▸ **TASK INSTRUCTIONS**
Each line of the data that mentions the string "color" needs to be identified and copied.
** SUPPLIED MATERIAL follows **
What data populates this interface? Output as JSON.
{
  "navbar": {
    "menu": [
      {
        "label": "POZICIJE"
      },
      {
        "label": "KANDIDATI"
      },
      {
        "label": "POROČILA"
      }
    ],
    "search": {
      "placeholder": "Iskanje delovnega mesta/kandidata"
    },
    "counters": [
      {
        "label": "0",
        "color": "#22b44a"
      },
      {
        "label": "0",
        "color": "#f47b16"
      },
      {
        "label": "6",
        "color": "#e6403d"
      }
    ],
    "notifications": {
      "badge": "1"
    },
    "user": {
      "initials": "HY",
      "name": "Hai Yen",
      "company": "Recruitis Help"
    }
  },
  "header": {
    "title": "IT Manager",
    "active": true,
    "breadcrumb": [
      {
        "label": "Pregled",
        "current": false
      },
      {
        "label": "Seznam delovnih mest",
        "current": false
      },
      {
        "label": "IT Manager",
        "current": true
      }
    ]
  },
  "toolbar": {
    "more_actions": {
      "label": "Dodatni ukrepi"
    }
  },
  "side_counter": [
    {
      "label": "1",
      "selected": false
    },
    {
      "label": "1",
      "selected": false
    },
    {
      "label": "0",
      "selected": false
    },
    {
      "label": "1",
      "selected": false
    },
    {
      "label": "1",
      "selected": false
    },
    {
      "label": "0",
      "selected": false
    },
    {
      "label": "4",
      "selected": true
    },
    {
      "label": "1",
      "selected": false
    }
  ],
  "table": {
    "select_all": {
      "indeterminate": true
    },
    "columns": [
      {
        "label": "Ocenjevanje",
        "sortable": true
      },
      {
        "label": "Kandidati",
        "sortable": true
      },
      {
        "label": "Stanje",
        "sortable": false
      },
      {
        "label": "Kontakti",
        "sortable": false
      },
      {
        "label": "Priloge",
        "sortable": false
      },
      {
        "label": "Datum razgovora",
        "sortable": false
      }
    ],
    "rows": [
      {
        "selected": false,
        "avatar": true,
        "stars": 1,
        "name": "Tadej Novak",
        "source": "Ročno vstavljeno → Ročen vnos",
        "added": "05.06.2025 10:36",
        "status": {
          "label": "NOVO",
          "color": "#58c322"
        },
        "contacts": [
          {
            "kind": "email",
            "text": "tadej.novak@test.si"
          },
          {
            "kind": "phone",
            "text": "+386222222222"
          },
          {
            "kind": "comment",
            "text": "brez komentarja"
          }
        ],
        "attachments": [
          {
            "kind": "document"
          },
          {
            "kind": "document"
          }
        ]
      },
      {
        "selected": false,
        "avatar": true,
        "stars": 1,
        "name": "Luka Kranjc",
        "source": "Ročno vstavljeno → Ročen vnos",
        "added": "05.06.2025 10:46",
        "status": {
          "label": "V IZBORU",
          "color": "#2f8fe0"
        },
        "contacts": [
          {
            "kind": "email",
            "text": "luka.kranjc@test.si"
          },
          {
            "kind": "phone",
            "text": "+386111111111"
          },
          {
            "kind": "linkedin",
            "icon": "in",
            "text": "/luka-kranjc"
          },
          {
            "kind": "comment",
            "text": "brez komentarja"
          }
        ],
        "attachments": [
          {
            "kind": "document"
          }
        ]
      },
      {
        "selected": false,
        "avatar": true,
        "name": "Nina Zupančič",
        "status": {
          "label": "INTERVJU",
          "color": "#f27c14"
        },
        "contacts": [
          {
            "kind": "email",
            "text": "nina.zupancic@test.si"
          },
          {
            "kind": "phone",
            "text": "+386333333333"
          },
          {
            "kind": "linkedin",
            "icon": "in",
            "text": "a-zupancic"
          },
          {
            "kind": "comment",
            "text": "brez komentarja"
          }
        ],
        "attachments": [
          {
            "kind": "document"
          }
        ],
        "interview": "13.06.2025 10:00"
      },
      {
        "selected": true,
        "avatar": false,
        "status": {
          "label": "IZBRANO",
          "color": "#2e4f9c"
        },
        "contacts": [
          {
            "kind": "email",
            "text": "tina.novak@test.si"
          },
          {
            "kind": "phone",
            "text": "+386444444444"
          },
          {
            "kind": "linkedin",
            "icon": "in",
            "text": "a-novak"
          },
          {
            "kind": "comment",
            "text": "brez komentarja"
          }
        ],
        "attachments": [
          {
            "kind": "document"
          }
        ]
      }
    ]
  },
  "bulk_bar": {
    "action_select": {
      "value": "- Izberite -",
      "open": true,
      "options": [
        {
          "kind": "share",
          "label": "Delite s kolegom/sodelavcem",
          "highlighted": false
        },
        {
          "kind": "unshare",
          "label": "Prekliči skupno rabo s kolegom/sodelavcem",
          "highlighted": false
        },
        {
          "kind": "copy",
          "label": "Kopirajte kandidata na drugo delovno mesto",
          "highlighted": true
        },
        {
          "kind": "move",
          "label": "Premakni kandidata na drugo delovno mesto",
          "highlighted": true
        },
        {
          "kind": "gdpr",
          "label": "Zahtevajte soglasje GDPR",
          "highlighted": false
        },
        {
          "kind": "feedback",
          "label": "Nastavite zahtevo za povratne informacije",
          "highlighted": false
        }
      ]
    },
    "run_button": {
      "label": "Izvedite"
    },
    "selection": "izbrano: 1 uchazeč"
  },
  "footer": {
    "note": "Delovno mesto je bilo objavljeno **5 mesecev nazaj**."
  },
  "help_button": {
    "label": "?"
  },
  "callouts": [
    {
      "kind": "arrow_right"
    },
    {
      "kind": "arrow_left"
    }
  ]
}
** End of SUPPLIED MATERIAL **
▸ **TASK SOLUTION**
        "color": "#22b44a"
        "color": "#f47b16"
        "color": "#e6403d"
          "color": "#58c322"
          "color": "#2f8fe0"
          "color": "#f27c14"
          "color": "#2e4f9c"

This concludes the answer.